Nearly 40million children missed a measles vaccine last year amid lockdowns and growing anti-vaxx movement, CDC report finds
- 25 million children missed their first shot and a further 14.7 million their second
- In 2019, 1,274 US measles cases were confirmed – the highest number since 1992
- Measles is an ‘imminent threat in every region of the world’, the WHO & CDC said
A record high of almost 40 million children missed their measles vaccine last year, the CDC has reported.
The vaccination coverage for measles — one of the most contagious human viruses yet totally preventable — has been consistently dropping due since the start of the Covid pandemic.
Misinformation linked to Covid vaccines has also led to swathes of parents rejecting normal childhood shots, despite immunizations being the most effective way to protect children from measles.
A joint report by the World Health Organization (WHO) and the Centers for Disease Prevention and Control (CDC) found that 25 million children went without their first dose and another 14.7 million missed their second shot.
The drop is a blow to worldwide efforts to eliminate the virus and leaves millions of young children vulnerable to infection.
Researchers from the University of Liverpool analyzed Google Trends and found that anti-vaccine searches ‘have had a continued and growing presence during the pandemic.’
As of November 17, 51 measles cases in the US have been reported to the CDC in 2022.
In 2019, 1,274 cases were confirmed across 31 states — the highest number since 1992 — with most of the cases in people who were unvaccinated.
Twenty-five million children went without their first dose and another 14.7 million missed their second shot for measles, setting back the global initiative to eradicate the virus
WHO director general Dr Tedros Adhanom Ghebreyesus said: ‘The paradox of the pandemic is that while vaccines against Covid were developed in record time and deployed in the largest vaccination campaign in history, routine immunization programs were badly disrupted, and millions of kids missed out on life-saving vaccinations against deadly diseases like measles.’
He added: ‘Getting immunization programmes back on track is absolutely critical. Behind every statistic in this report is a child at risk of a preventable disease.’
About 90.8 per cent of Americans have got their vaccinations against measles, estimates from the CDC suggest.
This is just above the WHO’s recommendation of at least 90 per cent of the population in order to avoid a large outbreak.
But in several states, however, rates are already below this benchmark.
According to figures from last year, they are Georgia (88.5 per cent), Idaho (86.5 per cent), Kentucky (88.9 per cent), Maryland (87.6 per cent), Minnesota (89.8 per cent), Ohio (89.6 per cent), parts of Texas, Wisconsin (87.2 per cent) and Washington D.C. (78.9 per cent).

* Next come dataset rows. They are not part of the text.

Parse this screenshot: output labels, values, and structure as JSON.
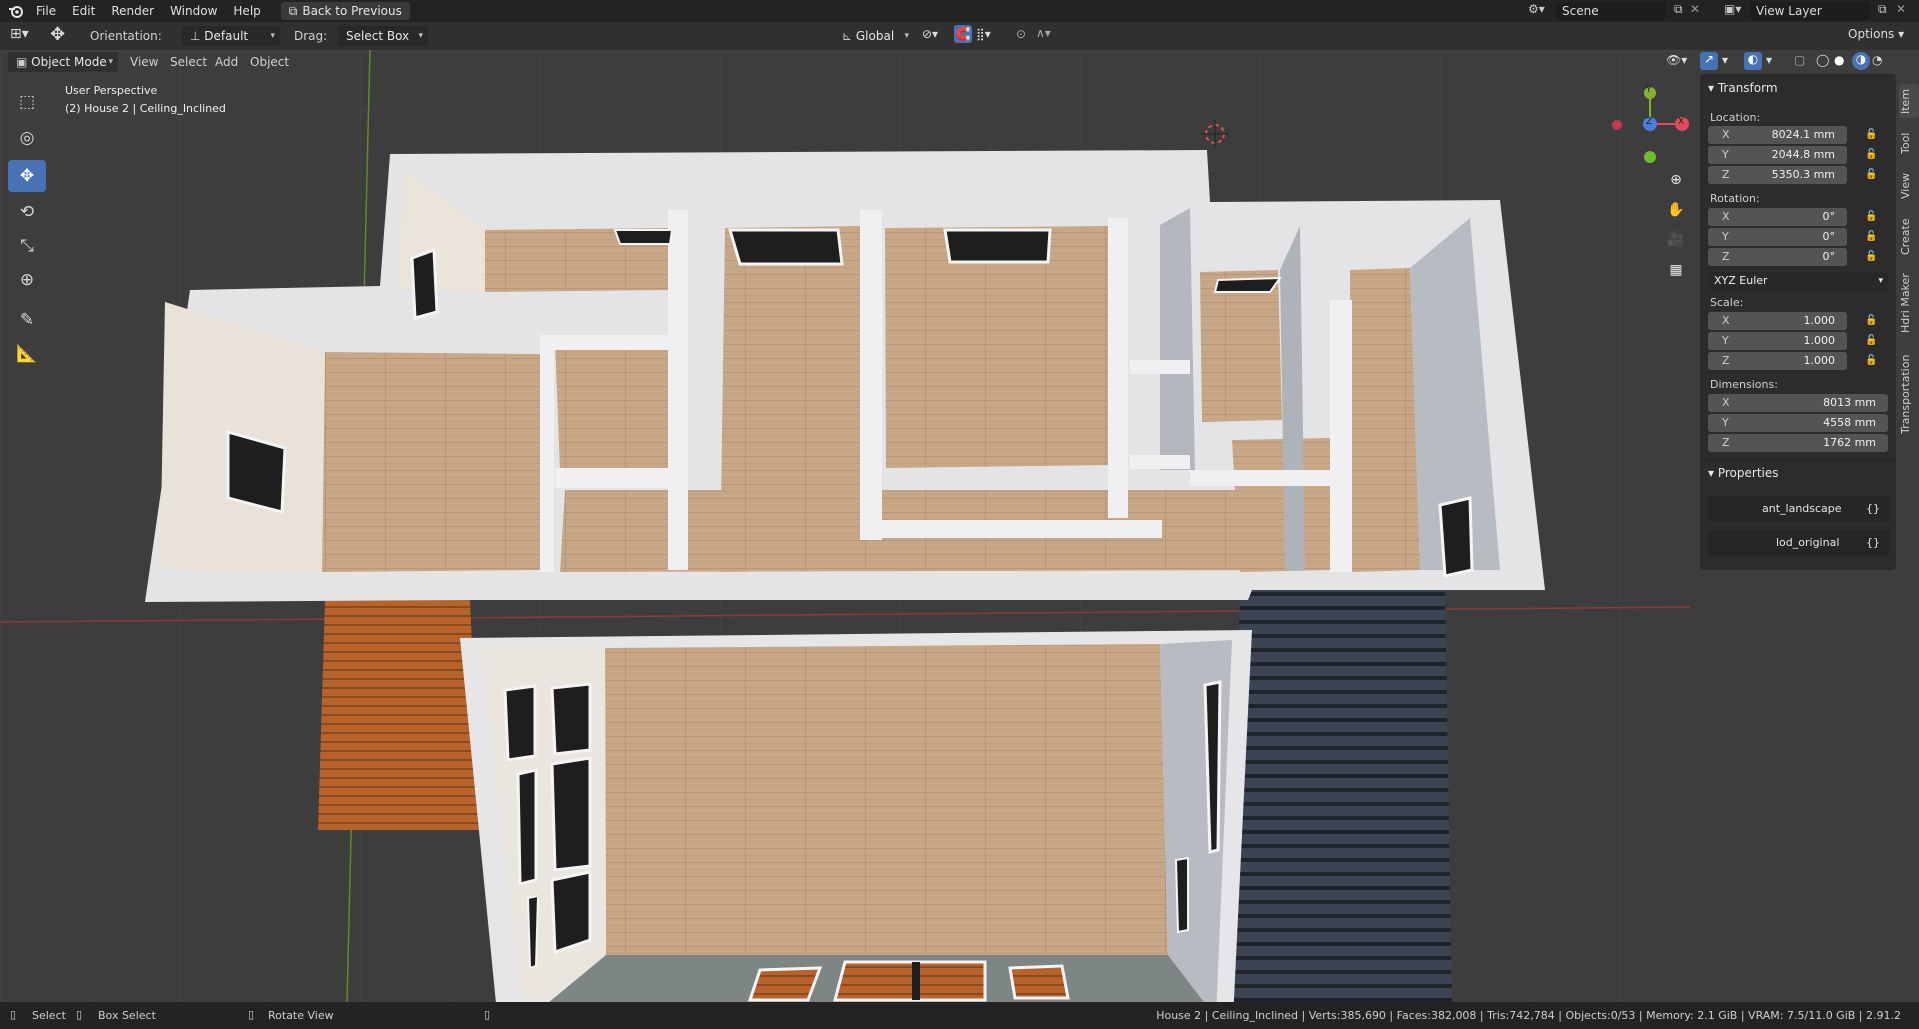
{
  "topbar": {
    "menus": [
      "File",
      "Edit",
      "Render",
      "Window",
      "Help"
    ],
    "back_button": "Back to Previous",
    "scene": "Scene",
    "view_layer": "View Layer"
  },
  "header": {
    "orientation_label": "Orientation:",
    "orientation_value": "Default",
    "drag_label": "Drag:",
    "drag_value": "Select Box",
    "transform_space": "Global",
    "options": "Options"
  },
  "viewport_header": {
    "mode": "Object Mode",
    "menus": [
      "View",
      "Select",
      "Add",
      "Object"
    ]
  },
  "viewport": {
    "perspective": "User Perspective",
    "object_path": "(2) House 2 | Ceiling_Inclined",
    "gizmo_axes": {
      "x": "X",
      "y": "Y",
      "z": "Z"
    }
  },
  "tools": [
    "select-box-tool",
    "cursor-tool",
    "move-tool",
    "rotate-tool",
    "scale-tool",
    "transform-tool",
    "annotate-tool",
    "measure-tool"
  ],
  "npanel": {
    "transform_title": "Transform",
    "location_label": "Location:",
    "location": [
      {
        "axis": "X",
        "value": "8024.1 mm"
      },
      {
        "axis": "Y",
        "value": "2044.8 mm"
      },
      {
        "axis": "Z",
        "value": "5350.3 mm"
      }
    ],
    "rotation_label": "Rotation:",
    "rotation": [
      {
        "axis": "X",
        "value": "0°"
      },
      {
        "axis": "Y",
        "value": "0°"
      },
      {
        "axis": "Z",
        "value": "0°"
      }
    ],
    "rotation_mode": "XYZ Euler",
    "scale_label": "Scale:",
    "scale": [
      {
        "axis": "X",
        "value": "1.000"
      },
      {
        "axis": "Y",
        "value": "1.000"
      },
      {
        "axis": "Z",
        "value": "1.000"
      }
    ],
    "dimensions_label": "Dimensions:",
    "dimensions": [
      {
        "axis": "X",
        "value": "8013 mm"
      },
      {
        "axis": "Y",
        "value": "4558 mm"
      },
      {
        "axis": "Z",
        "value": "1762 mm"
      }
    ],
    "properties_title": "Properties",
    "properties": [
      {
        "name": "ant_landscape",
        "icon": "{}"
      },
      {
        "name": "lod_original",
        "icon": "{}"
      }
    ]
  },
  "side_tabs": [
    "Item",
    "Tool",
    "View",
    "Create",
    "Hdri Maker",
    "Transportation"
  ],
  "statusbar": {
    "select": "Select",
    "box_select": "Box Select",
    "rotate_view": "Rotate View",
    "stats": "House 2 | Ceiling_Inclined | Verts:385,690 | Faces:382,008 | Tris:742,784 | Objects:0/53 | Memory: 2.1 GiB | VRAM: 7.5/11.0 GiB | 2.91.2"
  }
}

There was a rise in the anti-vaxx movement before Covid but the push to get everyone vaccinated against that virus has fueled the problem.
Conspiracy theories and fake news about vaccines were proliferated on social media throughout the pandemic, gaining more traction than ever before.

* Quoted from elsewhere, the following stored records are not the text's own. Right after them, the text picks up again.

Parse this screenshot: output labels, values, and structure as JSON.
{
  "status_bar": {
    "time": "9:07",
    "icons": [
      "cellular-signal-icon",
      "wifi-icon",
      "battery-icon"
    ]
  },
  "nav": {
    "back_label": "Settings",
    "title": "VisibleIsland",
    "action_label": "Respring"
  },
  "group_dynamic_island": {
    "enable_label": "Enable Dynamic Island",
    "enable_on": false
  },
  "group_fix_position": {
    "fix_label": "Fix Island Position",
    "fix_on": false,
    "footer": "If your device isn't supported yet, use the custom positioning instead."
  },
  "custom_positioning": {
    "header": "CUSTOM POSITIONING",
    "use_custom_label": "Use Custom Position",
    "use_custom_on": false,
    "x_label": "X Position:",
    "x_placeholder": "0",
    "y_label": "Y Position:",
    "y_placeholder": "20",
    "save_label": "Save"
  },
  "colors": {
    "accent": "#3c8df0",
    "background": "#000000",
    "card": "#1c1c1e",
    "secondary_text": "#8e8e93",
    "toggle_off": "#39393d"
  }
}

Skepticism about the Covid vaccines is believed to have eroded confidence in other traditional jabs.
In 2021, roughly nine million measles cases cropped up across the globe, as well as 128,000 deaths.
A total of 22 countries suffered outbreaks.

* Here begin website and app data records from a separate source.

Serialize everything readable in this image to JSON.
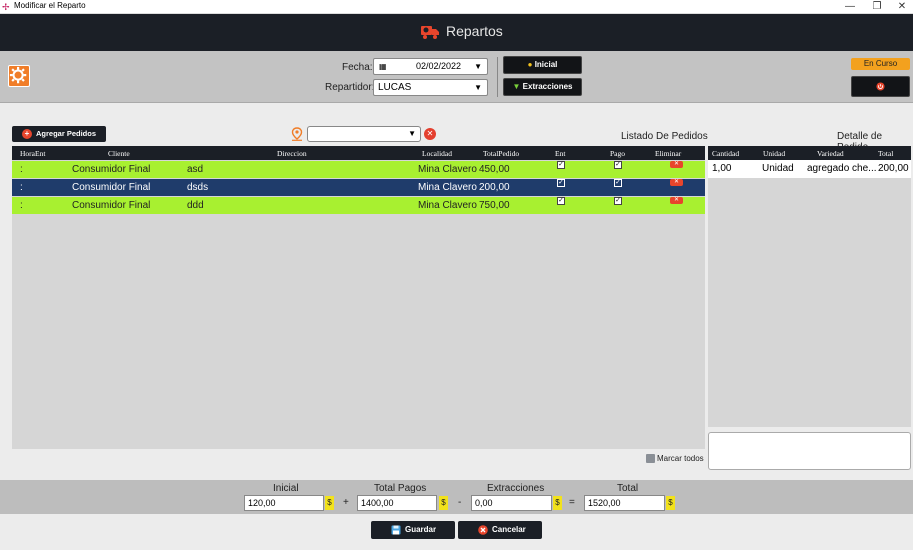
{
  "window": {
    "title": "Modificar el Reparto",
    "controls": [
      "—",
      "❐",
      "✕"
    ]
  },
  "header": {
    "title": "Repartos"
  },
  "filters": {
    "fecha_label": "Fecha:",
    "fecha_value": "02/02/2022",
    "repartidor_label": "Repartidor:",
    "repartidor_value": "LUCAS"
  },
  "actions": {
    "inicial_label": "Inicial",
    "extracciones_label": "Extracciones"
  },
  "status": {
    "badge": "En Curso"
  },
  "orders": {
    "add_button": "Agregar Pedidos",
    "section_title": "Listado De Pedidos",
    "columns": [
      "HoraEnt",
      "Cliente",
      "Direccion",
      "Localidad",
      "TotalPedido",
      "Ent",
      "Pago",
      "Eliminar"
    ],
    "rows": [
      {
        "hora": ":",
        "cliente": "Consumidor Final",
        "direccion": "asd",
        "localidad": "Mina Clavero",
        "total": "450,00",
        "ent": true,
        "pago": true
      },
      {
        "hora": ":",
        "cliente": "Consumidor Final",
        "direccion": "dsds",
        "localidad": "Mina Clavero",
        "total": "200,00",
        "ent": true,
        "pago": true
      },
      {
        "hora": ":",
        "cliente": "Consumidor Final",
        "direccion": "ddd",
        "localidad": "Mina Clavero",
        "total": "750,00",
        "ent": true,
        "pago": true
      }
    ],
    "marcar_todos": "Marcar todos"
  },
  "detail": {
    "section_title": "Detalle de Pedido",
    "columns": [
      "Cantidad",
      "Unidad",
      "Variedad",
      "Total"
    ],
    "rows": [
      {
        "cantidad": "1,00",
        "unidad": "Unidad",
        "variedad": "agregado che...",
        "total": "200,00"
      }
    ]
  },
  "totals": {
    "inicial_label": "Inicial",
    "inicial_value": "120,00",
    "pagos_label": "Total Pagos",
    "pagos_value": "1400,00",
    "extracciones_label": "Extracciones",
    "extracciones_value": "0,00",
    "total_label": "Total",
    "total_value": "1520,00",
    "currency": "$",
    "op_plus": "+",
    "op_minus": "-",
    "op_equals": "="
  },
  "footer": {
    "guardar_label": "Guardar",
    "cancelar_label": "Cancelar"
  },
  "colors": {
    "header": "#1b1f26",
    "row_green": "#a8f030",
    "row_selected": "#1f3c6b",
    "accent_orange": "#f07d28",
    "badge": "#f3a11e",
    "danger": "#e8452c"
  }
}
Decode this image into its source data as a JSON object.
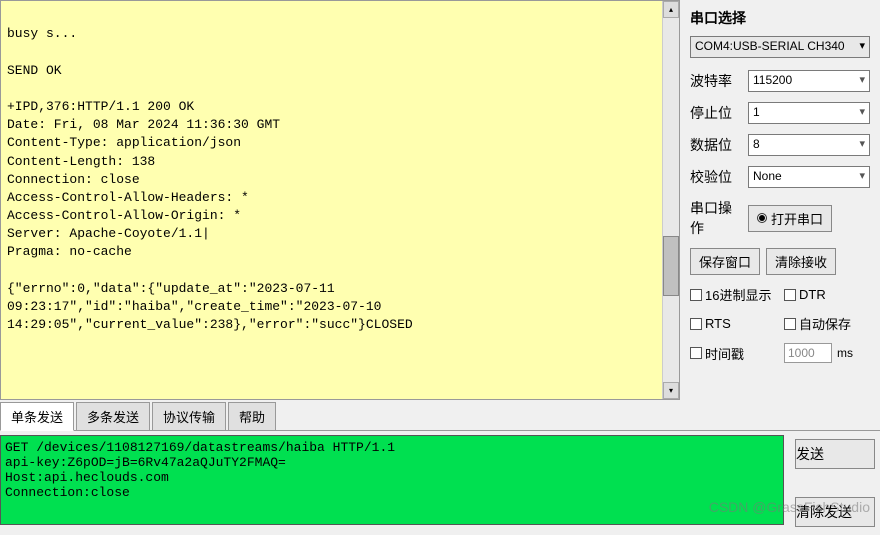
{
  "output_text": "\nbusy s...\n\nSEND OK\n\n+IPD,376:HTTP/1.1 200 OK\nDate: Fri, 08 Mar 2024 11:36:30 GMT\nContent-Type: application/json\nContent-Length: 138\nConnection: close\nAccess-Control-Allow-Headers: *\nAccess-Control-Allow-Origin: *\nServer: Apache-Coyote/1.1|\nPragma: no-cache\n\n{\"errno\":0,\"data\":{\"update_at\":\"2023-07-11 09:23:17\",\"id\":\"haiba\",\"create_time\":\"2023-07-10 14:29:05\",\"current_value\":238},\"error\":\"succ\"}CLOSED",
  "right": {
    "port_section": "串口选择",
    "port_value": "COM4:USB-SERIAL CH340",
    "params": {
      "baud_label": "波特率",
      "baud_value": "115200",
      "stop_label": "停止位",
      "stop_value": "1",
      "data_label": "数据位",
      "data_value": "8",
      "parity_label": "校验位",
      "parity_value": "None",
      "op_label": "串口操作",
      "op_button": "打开串口"
    },
    "buttons": {
      "save_window": "保存窗口",
      "clear_recv": "清除接收"
    },
    "checks": {
      "hex_display": "16进制显示",
      "dtr": "DTR",
      "rts": "RTS",
      "autosave": "自动保存",
      "timestamp": "时间戳",
      "time_value": "1000",
      "ms": "ms"
    }
  },
  "tabs": {
    "single": "单条发送",
    "multi": "多条发送",
    "protocol": "协议传输",
    "help": "帮助"
  },
  "input_text": "GET /devices/1108127169/datastreams/haiba HTTP/1.1\napi-key:Z6pOD=jB=6Rv47a2aQJuTY2FMAQ=\nHost:api.heclouds.com\nConnection:close",
  "send_panel": {
    "send": "发送",
    "clear_send": "清除发送"
  },
  "watermark": "CSDN @GrassFishStudio"
}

The decline in vaccine coverage has meant that ‘measles is an imminent threat in every region of the world’, the WHO and CDC report said.
WHAT IS MEASLES, WHAT ARE THE SYMPTOMS AND HOW CAN YOU CATCH IT?
Measles is a highly contagious viral infection that spreads easily from an infected person by coughing, sneezing or even just breathing.
Symptoms develop between six and 19 days after infection, and include a runny nose, cough, sore eyes, a fever and a rash.
The rash appears as red and blotchy marks on the hairline that travel down over several days, turning brown and eventually fading.
Some children complain of disliking bright lights or develop white spots with red backgrounds on their tongue.
In one in 15 cases, measles can cause life-threatening complications including pneumonia, convulsions and encephalitis.
Dr Ava Easton, chief executive of the Encephalitis Society told MailOnline: ‘Measles can be very serious.
‘[It] can cause encephalitis which is inflammation of the brain.
‘Encephalitis can result in death or disability.’
Treatment focuses on staying hydrated, resting and taking painkillers, if necessary.
Measles can be prevented by receiving two vaccinations, the first at 13 months old and the second at three years and four months to five years old.
Source: Great Ormond Street Hospital